There are also the giants who roamed the north of Britain, one of which gave his name to the ancient volcano standing over Edinburgh – Arthur’s Seat.
Venture down one of Edinburgh’s alleys and see where witch’s were burned at the stake, and fairies ran wild.
You learn about it all on this ghost tour.
Our two-hour tour took us down the Royal Mile, through shadowed closes, down to Old Calton Burial Ground, and finally, atop Calton Hill. Along the way, we heard the stories of Burke and Hare, grave robbers, witch trials, vampires, the kelpies, and David Hume’s deal with the devil. Don’t worry, it’s quite normal to go for a stroll through one of Edinburgh’s many cemeteries. In fact, J.K. Rowling found Tom Riddle’s name on a headstone in Greyfriars Kirkyard and he became a character in Harry Potter. Charles Dickens also got inspiration from a cemetery when he found Ebenezer Scrooge’s name engraved on a headstone.
Positives: It’s not gimmicky, it’s budget friendly (it was $24 for the two of us), our tour guide was very knowledgeable and entertaining (and was president of a Harry Potter fan club), and provided us with lots of great stories and folklores on Scottish legends and culture.
Negatives: We did this tour in June, which meant it didn’t get dark outside until well after 10PM, and the tour was at 6:30PM. I would have loved the tour being after dark or even around dusk to get more of that eerie feeling, but the sun wouldn’t stop me from going again.
Would we recommend this tour?
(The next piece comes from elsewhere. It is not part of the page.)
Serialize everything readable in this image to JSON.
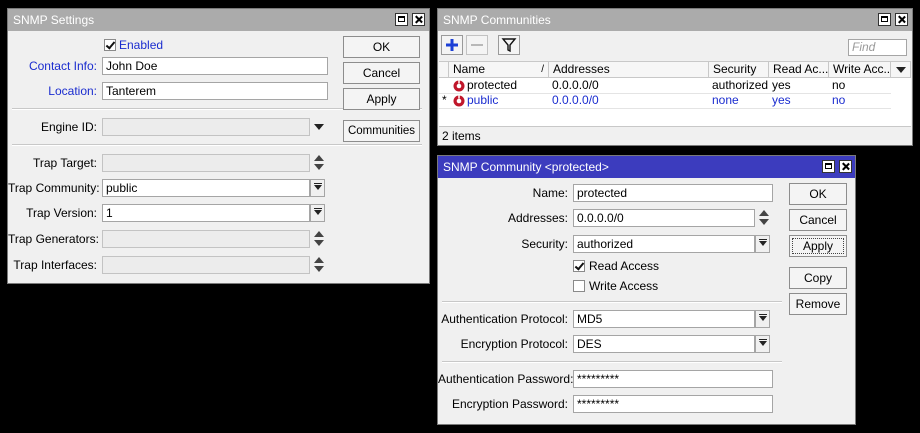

Yes!
As always, all photos are my own unless otherwise stated.